    Matthew 5:40 Translations

    King James Version (KJV)

    And if any man will sue thee at the law, and take away thy coat, let him have thy cloak also.

    American King James Version (AKJV)

    And if any man will sue you at the law, and take away your coat, let him have your cloak also.

    American Standard Version (ASV)

    And if any man would go to law with thee, and take away thy coat, let him have thy cloak also.

    Basic English Translation (BBE)

    And if any man goes to law with you and takes away your coat, do not keep back your robe from him.

    Webster's Revision

    And if any man would go to law with thee, and take away thy coat, let him have thy cloak also.

    World English Bible

    If anyone sues you to take away your coat, let him have your cloak also.

    English Revised Version (ERV)

    And if any man would go to law with thee, and take away thy coat, let him have thy cloke also.

    Definitions for Matthew 5:40

    Cloak - Raiment; clothing.
    Let - To hinder or obstruct.

    Clarke's Commentary on Matthew 5:40

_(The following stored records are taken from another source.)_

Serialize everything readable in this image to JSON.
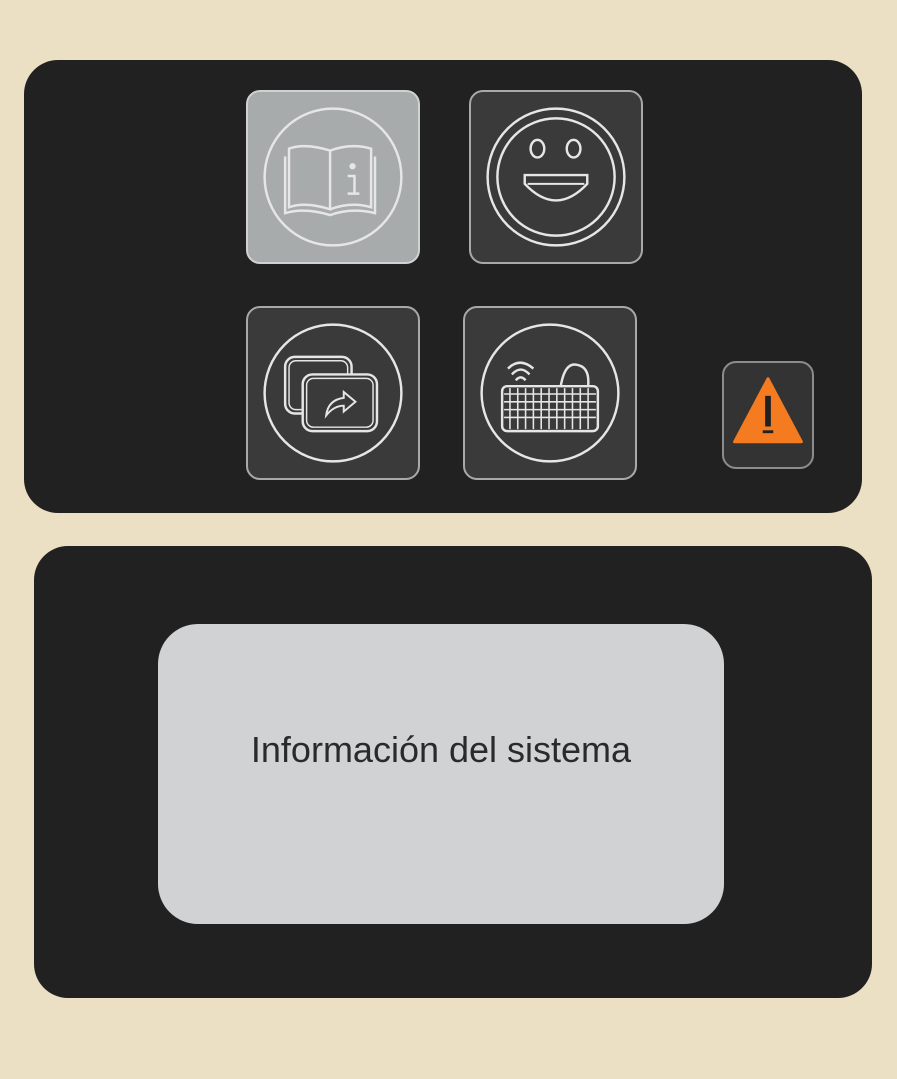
{
  "menu": {
    "tiles": [
      {
        "name": "system-info",
        "icon": "book-info-icon",
        "state": "selected"
      },
      {
        "name": "feedback",
        "icon": "smiley-icon"
      },
      {
        "name": "screen-switch",
        "icon": "screen-share-icon"
      },
      {
        "name": "wireless-keyboard",
        "icon": "wireless-keyboard-icon"
      }
    ],
    "warning": {
      "icon": "warning-triangle-icon",
      "color": "#f47b20"
    }
  },
  "display": {
    "label": "Información del sistema"
  },
  "colors": {
    "background": "#ebdfc4",
    "panel": "#222122",
    "tile": "#3b3a3b",
    "tile_selected": "#a8abac",
    "display_box": "#d1d2d4"
  }
}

    And if any man will sue thee at the law - Every where our blessed Lord shows the utmost disapprobation of such litigations as tended to destroy brotherly kindness and charity. It is evident he would have his followers to suffer rather the loss of all their property than to have recourse to such modes of redress, at so great a risk. Having the mind averse from contentions, and preferring peace and concord to temporal advantages, is most solemnly recommended to all Christians. We are great gainers when we lose only our money, or other property, and risk not the loss of our souls, by losing the love of God and man.

    Coat - Χιτωνα, upper garment. - Cloke, ἱματιον, under garment. What we call strait coat, and great coat. - See on Luke 6:29 (note).

    Wesley's Notes on Matthew 5:40

    5:40-41 Where the damage is not great, choose rather to suffer it, though possibly it may on that account be repeated, than to demand an eye for an eye, to enter into a rigorous prosecution of the offender. The meaning of the whole passage seems to be, rather than return evil for evil, when the wrong is purely personal, submit to one bodily wrong after another, give up one part of your goods after another, submit to one instance of compulsion after another. That the words are not literally to be understood, appears from the behaviour of our Lord himself, John 18:22,23.